Was it such a great leap from working on mind-blowing games to mind-blowing films? After all, I often see cinematics and wish they were made into movies.

“Yeah,” agreed De Martini, “like Blizzard and Blur cinematics, you think wow, I could watch 90 minutes of this on the big screen. The quality of the work has improved so much and the line is starting to blur. Especially for the younger generation with much more immersive gaming experiences, which are becoming cinematic in themselves.”

“I’m just so fortunate that the Universe has given me the opportunity to work on projects that have really touched me, like StarCraft and Star Wars!” 

Deployment Unit by Fausto De Martini

Project EDGE
But despite a workload that would exhaust most workaholics, De Martini has found time to pour energy into his own labor of love: Project EDGE.

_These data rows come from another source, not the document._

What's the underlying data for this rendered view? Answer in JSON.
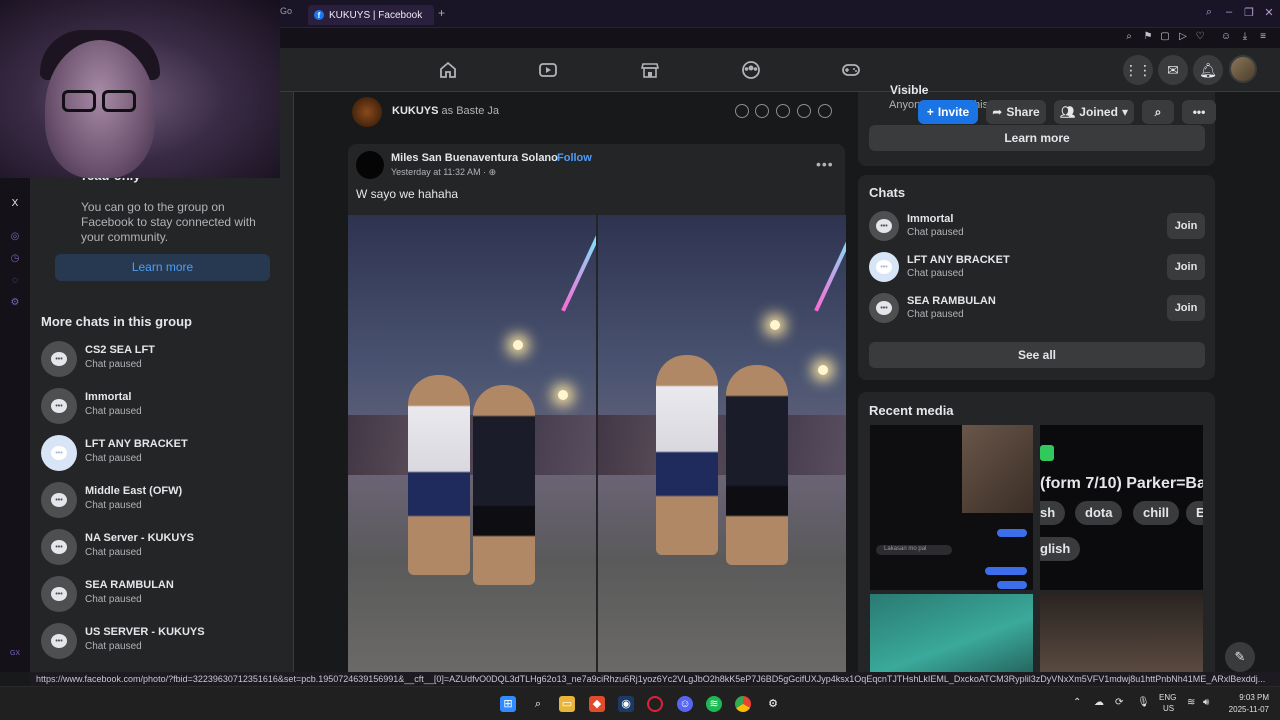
{
  "browser": {
    "prev_tab_label": "Go",
    "active_tab_label": "KUKUYS | Facebook",
    "new_tab": "+"
  },
  "fb_nav": {
    "icons": [
      "home-icon",
      "video-icon",
      "marketplace-icon",
      "groups-icon",
      "gaming-icon"
    ],
    "right_icons": [
      "menu-grid-icon",
      "messenger-icon",
      "notifications-icon"
    ]
  },
  "left_sidebar": {
    "info_title": "read-only",
    "info_text": "You can go to the group on Facebook to stay connected with your community.",
    "learn_more": "Learn more",
    "more_chats_title": "More chats in this group",
    "chats": [
      {
        "name": "CS2 SEA LFT",
        "status": "Chat paused",
        "icon_style": "dark"
      },
      {
        "name": "Immortal",
        "status": "Chat paused",
        "icon_style": "dark"
      },
      {
        "name": "LFT ANY BRACKET",
        "status": "Chat paused",
        "icon_style": "light"
      },
      {
        "name": "Middle East (OFW)",
        "status": "Chat paused",
        "icon_style": "dark"
      },
      {
        "name": "NA Server - KUKUYS",
        "status": "Chat paused",
        "icon_style": "dark"
      },
      {
        "name": "SEA RAMBULAN",
        "status": "Chat paused",
        "icon_style": "dark"
      },
      {
        "name": "US SERVER - KUKUYS",
        "status": "Chat paused",
        "icon_style": "dark"
      }
    ]
  },
  "composer": {
    "group_name": "KUKUYS",
    "text": "as Baste Ja"
  },
  "post": {
    "author": "Miles San Buenaventura Solano",
    "separator": "·",
    "follow": "Follow",
    "time": "Yesterday at 11:32 AM · ",
    "text": "W sayo we hahaha"
  },
  "right_sidebar": {
    "visible_label": "Visible",
    "anyone_text": "Anyone can find this group.",
    "invite": "Invite",
    "share": "Share",
    "joined": "Joined",
    "learn_more": "Learn more",
    "chats_title": "Chats",
    "chats": [
      {
        "name": "Immortal",
        "status": "Chat paused",
        "action": "Join",
        "icon_style": "dark"
      },
      {
        "name": "LFT ANY BRACKET",
        "status": "Chat paused",
        "action": "Join",
        "icon_style": "light"
      },
      {
        "name": "SEA RAMBULAN",
        "status": "Chat paused",
        "action": "Join",
        "icon_style": "dark"
      }
    ],
    "see_all": "See all",
    "recent_media_title": "Recent media",
    "media2_text": "(form 7/10) Parker=Ba",
    "media2_tags": [
      "sh",
      "dota",
      "chill",
      "Es"
    ],
    "media2_tag_last": "glish",
    "media1_caption": "Lakasan mo pal"
  },
  "status_url": "https://www.facebook.com/photo/?fbid=32239630712351616&set=pcb.1950724639156991&__cft__[0]=AZUdfvO0DQL3dTLHg62o13_ne7a9ciRhzu6Rj1yoz6Yc2VLgJbO2h8kK5eP7J6BD5gGcifUXJyp4ksx1OqEqcnTJTHshLkIEML_DxckoATCM3Ryplil3zDyVNxXm5VFV1mdwj8u1httPnbNh41ME_ARxlBexddj...",
  "taskbar": {
    "lang_top": "ENG",
    "lang_bottom": "US",
    "time": "9:03 PM",
    "date": "2025-11-07"
  },
  "colors": {
    "accent_blue": "#1b74e4",
    "link_blue": "#4e9df6",
    "card_bg": "#242526",
    "page_bg": "#18191a"
  }
}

EDGE is an open universe, where De Martini tells, in an e-book format, the grim story of the world which has fallen into war and conflict. 

“To me it’s a blank canvas,” explained De Martini. “I wanted to create a Universe and fill it with things I'm passionate about. It is an open world experience in which I will explore designs and stories in the context of astronomy, robotics, military expansion and space exploration.”

Project EDGE by Fausto De Martini

The first issue released by De Martini is the Prologue, which sets the tone for the whole expansive universe. It’s Earth in the not too distant future, and many of the world’s economies and political structures are crumbling. The US has established military superiority by developing Hyperion cannons, which are capable of pinpointing targets from orbit. 

Project EDGE

“No other country has developed anything similar,” explained De Martini. “This is the setting for developing further stories and I'm going to introduce a character with a unique point of view. At the moment I want to release four to five issues. I'm working on the second one now. If people are excited to see more, I’ll be happy to continue.”

You can purchase the whole package and get behind the scenes, turntables and tutorials here. There’s also a free version to give you a taste here. I really urge you to look the second you finish this article!

Project EDGE

De Martini has been an inspiration to so many artists. So who inspired this inspirational artist?

He counts Bladerunner and Alien among his favorite movies, so it’s no surprise that his heroes include Syd Mead, Geiger and Ron Cobb. De Martini is also inspired by Craig Mullins (“I was floored by his work on Final Fantasy: The Spirits Within”), Ben Procter (“huge influence on me, such a fantastic designer, and I’m really lucky that he’s my Production Designer on Avatar”), Vitaly Bulgarov (“an amazing artist that I worked with at Blizzard. Not only an amazing artist, but an amazing person too”). 

“There are just so many amazing artists,” continued De Martini, “like all the guys I’m working with now on Avatar, like Dylan Cole, and John Park. Every day I go to work I’m just so inspired by them.”

Among the many artists around the world that have been inspired by De Martini, there is one who is particularly special to the great artist, and that is his son Joe. He displays a natural flair for character and creature design; making it likely that the De Martini name will continue to flourish in the art world for decades to come. Having a mentor like his father, he is sure to succeed.

Project EDGE

Tip Time
Speaking of mentoring and inspiration, before De Martini went back to work on designs for Avatar, I asked him for his top 3 tips for junior artists who are trying to make it in the industry today. He replied:

1 Be humble. Erase your ego. Be someone that everybody wants to work with. Don’t forget that you are part of a team.

2 Be hungry. Always want to improve, and learn more. 

3 If you know what you want to do and who you want to work with, base your portfolio on their style.

The last tip is particularly sage, because by doing exactly that, he has become the master of his creative journey.  

De Martini is a humble and generous artist of extraordinary ability, and I personally cannot wait to see his work on not only Star Wars VII and the Avatar sequels, but also his very own Project EDGE.